_EXERCISE_
Whichever lines include the word "username", copy them as they appear in the data.

_DATA SHOWN_
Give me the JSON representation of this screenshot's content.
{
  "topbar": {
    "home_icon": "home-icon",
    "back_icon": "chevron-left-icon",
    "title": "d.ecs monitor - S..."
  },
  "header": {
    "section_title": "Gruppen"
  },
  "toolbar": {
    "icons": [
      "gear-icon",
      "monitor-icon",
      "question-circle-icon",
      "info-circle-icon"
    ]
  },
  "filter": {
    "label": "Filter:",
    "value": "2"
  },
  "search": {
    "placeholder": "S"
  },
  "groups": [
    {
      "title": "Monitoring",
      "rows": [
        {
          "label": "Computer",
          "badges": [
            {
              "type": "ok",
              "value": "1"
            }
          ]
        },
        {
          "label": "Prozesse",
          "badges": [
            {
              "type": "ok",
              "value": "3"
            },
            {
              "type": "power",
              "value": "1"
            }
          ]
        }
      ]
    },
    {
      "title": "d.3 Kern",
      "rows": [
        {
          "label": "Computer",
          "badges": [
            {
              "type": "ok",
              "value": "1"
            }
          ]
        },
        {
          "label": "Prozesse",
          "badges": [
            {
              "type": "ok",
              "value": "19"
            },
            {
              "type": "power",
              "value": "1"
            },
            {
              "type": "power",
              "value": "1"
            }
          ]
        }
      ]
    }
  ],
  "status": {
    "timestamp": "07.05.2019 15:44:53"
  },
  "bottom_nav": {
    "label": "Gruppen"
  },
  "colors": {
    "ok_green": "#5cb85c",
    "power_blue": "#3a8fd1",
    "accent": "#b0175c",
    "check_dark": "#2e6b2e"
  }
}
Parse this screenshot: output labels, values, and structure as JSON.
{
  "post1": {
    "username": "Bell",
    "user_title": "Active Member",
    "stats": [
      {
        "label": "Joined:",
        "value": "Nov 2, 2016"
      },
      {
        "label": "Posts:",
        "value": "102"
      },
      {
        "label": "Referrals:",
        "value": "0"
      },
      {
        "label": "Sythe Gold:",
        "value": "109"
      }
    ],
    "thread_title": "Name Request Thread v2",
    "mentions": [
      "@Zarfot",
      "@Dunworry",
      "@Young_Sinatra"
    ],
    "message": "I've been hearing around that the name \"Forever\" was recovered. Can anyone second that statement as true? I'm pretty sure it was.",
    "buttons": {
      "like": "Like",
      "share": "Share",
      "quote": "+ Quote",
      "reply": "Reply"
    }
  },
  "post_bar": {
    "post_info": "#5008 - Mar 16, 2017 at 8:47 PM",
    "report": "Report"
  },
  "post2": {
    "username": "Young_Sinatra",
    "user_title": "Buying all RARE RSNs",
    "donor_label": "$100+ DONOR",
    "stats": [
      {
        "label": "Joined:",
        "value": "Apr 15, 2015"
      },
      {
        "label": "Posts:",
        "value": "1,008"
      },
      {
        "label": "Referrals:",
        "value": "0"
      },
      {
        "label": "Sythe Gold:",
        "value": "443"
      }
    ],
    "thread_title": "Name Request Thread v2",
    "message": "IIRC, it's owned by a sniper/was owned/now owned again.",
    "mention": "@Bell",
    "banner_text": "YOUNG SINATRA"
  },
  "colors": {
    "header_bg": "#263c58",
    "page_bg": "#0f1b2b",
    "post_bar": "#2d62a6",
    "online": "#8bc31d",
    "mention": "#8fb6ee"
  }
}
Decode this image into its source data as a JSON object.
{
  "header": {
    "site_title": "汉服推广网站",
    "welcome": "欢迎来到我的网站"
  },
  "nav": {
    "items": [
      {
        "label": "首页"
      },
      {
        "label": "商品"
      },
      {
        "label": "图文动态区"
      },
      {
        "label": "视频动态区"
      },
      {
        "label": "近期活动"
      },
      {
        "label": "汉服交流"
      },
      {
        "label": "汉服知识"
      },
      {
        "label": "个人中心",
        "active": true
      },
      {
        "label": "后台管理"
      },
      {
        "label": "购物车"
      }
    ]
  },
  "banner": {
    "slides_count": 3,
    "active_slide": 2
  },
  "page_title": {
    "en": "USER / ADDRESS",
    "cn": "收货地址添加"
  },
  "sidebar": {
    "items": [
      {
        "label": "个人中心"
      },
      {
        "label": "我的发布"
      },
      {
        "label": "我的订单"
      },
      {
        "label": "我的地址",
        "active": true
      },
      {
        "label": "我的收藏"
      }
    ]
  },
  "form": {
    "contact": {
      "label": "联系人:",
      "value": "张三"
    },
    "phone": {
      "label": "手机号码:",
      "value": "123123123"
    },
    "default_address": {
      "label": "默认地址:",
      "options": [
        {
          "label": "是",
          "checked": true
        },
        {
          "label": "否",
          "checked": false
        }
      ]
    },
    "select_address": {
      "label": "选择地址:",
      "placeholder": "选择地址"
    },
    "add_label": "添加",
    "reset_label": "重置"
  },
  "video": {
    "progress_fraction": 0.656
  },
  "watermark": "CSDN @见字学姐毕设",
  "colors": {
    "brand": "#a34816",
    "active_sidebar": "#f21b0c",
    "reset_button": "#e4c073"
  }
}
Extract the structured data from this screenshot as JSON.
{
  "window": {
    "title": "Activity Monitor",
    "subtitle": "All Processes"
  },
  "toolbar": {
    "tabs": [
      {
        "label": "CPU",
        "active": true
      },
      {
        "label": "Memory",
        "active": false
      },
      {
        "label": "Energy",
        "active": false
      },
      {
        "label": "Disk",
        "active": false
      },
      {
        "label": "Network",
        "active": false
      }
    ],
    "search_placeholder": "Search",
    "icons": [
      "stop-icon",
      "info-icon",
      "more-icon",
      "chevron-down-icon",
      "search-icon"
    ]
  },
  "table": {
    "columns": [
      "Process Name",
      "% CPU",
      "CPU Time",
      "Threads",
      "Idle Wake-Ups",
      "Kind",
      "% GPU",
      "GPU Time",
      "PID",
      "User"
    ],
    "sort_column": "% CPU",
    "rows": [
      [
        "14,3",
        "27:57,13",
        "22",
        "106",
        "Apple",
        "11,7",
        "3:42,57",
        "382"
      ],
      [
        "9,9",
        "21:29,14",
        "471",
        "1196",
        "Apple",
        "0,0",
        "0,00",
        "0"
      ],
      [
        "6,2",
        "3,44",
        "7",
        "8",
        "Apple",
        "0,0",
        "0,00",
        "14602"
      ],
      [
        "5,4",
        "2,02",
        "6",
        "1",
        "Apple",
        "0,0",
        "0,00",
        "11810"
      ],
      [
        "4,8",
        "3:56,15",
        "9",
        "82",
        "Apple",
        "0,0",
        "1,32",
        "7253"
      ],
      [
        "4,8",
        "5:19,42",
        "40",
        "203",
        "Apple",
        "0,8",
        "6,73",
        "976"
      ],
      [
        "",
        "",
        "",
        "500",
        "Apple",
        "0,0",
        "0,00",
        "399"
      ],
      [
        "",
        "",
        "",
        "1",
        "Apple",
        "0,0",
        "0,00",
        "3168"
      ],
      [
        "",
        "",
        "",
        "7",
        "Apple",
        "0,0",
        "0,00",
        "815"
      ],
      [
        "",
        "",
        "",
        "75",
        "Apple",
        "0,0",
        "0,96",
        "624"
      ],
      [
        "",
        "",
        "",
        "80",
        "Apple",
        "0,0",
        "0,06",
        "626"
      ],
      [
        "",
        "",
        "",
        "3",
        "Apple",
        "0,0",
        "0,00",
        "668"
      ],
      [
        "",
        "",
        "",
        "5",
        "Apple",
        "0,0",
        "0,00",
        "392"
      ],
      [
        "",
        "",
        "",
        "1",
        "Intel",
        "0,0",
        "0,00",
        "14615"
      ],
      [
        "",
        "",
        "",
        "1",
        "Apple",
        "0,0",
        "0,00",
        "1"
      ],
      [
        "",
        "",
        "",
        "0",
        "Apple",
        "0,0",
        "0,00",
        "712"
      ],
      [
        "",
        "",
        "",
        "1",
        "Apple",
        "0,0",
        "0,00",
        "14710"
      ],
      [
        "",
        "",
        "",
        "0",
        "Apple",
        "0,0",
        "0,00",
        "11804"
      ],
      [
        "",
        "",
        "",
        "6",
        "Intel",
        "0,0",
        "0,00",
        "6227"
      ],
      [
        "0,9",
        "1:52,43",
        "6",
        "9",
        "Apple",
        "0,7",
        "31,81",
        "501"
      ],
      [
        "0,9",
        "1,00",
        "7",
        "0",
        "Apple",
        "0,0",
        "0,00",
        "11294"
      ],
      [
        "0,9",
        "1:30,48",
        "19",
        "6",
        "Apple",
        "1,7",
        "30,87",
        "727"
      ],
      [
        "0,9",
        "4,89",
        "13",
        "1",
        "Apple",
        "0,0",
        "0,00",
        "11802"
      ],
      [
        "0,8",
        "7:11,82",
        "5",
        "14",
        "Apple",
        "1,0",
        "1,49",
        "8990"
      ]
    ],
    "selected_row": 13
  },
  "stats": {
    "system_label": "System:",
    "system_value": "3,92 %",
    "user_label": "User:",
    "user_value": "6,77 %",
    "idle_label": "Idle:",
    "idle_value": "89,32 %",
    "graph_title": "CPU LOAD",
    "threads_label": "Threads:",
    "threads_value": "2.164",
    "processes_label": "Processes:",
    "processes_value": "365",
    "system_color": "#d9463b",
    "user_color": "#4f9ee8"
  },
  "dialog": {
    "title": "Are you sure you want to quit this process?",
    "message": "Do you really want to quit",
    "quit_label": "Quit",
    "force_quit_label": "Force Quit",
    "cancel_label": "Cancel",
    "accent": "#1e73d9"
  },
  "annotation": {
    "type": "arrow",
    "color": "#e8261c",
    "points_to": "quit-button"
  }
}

_ANSWER BOX_
    "username": "Bell",
    "username": "Young_Sinatra",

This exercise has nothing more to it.